Because I study International Management, my lectures are mixed between a lot of Management courses. So here I am, standing in a room which is filling up with almost 200 people and I don’t know anyone. For the first couple of weeks I would sit next to someone different every lecture, and would make the small talk. However, when it came to the next lecture, it’s hard to find the same person again to sit next to. I started to think I really wouldn’t make any friends and I even considered dropping out right there and then.
When it finally got to the point in which workshops and classes could start within our course, I was ready push myself to go and sit next to someone. However, with my slight shyness also comes slight anxiety when it comes to being late. I need to be on time anywhere I go, otherwise I can’t relax. So I would be outside the classroom half an hour before it even begins, meaning I would be one of the first people in the room. Therefore, it was other peoples decisions on where they were to sit and if they chose to sit next to me. Once people started to come in, there seemed to be piles of groups of people who had already met and made friends and they all sat with each other. I honestly had no clue how they all somehow knew each other! And here I was, getting completely rejected with someone leaving a seat in between and sitting with their friends at the other end of the table. I felt shitty.
After sitting on my own in most classes, and considering dropping out of university forever and never going back, one lecture I sat down next to another new face and this time – the conversation stuck. Turns out, we were in all the same lectures and decided to go to the next ones together. I no longer had to sit in my two hour break between lectures eating lunch myself, and soon, I had a group of girls in which I could say were my friends. It may have taken a few weeks, but I then began to enjoy my course. I’m a complete believer in everything happens for a reason, and that it will all work out in the end. And thankfully, it did. Your gal has some pals.

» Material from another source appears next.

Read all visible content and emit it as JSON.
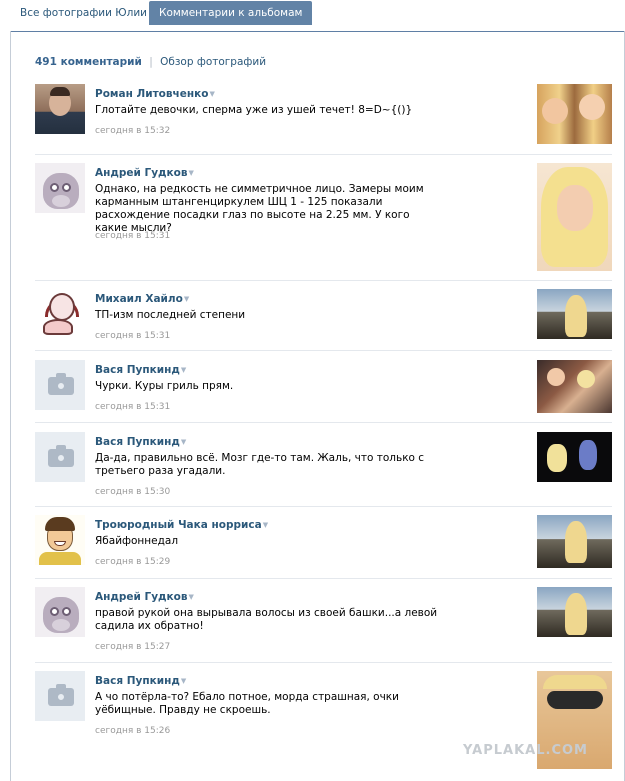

Student life is expensive. Not only was my rent for my accommodation so expensive my student loan didn’t even cover it, but there were other expenses I didn’t expect. Such as textbooks, travel in and out of university, lunch in university (I quickly ended up bringing my own lunch!), food! Fortunately, my parents helped me out with a lot of things when I didn’t have a job – but a lot of the time I was a stereotypical skint student. I’m pretty good at budgeting, and don’t waste my money on silly things – so the struggle was definitely real for a bit! I finally got a part-time job and had more freedom with my money and could afford a bit more!
University exams weren’t as scary as I thought. In fact, I think I felt more relaxed during exams in first year than I did at any high school exams. The seating was similar and it was exactly what you should expect in exams. You could also leave the exam hall if you were finished early too, which was always a bonus. I made sure I got straight out of there as soon as I could! You also get your results waaaay quicker, and it’s usually within 4-6 weeks rather than the few month wait I was used to. The timetable is also over a shorter period of time, which I preferred as it meant I got them over and done with quicker. You can also resit exams in the Summer if you fail, woo!
Those were just a few of the aspects of University I thought I would discuss. I could blabber on for days but I thought I would stick to that!
Thank you so much for reading, if you have any questions then I’ll make sure to answer them all!
Until next time…
~ K x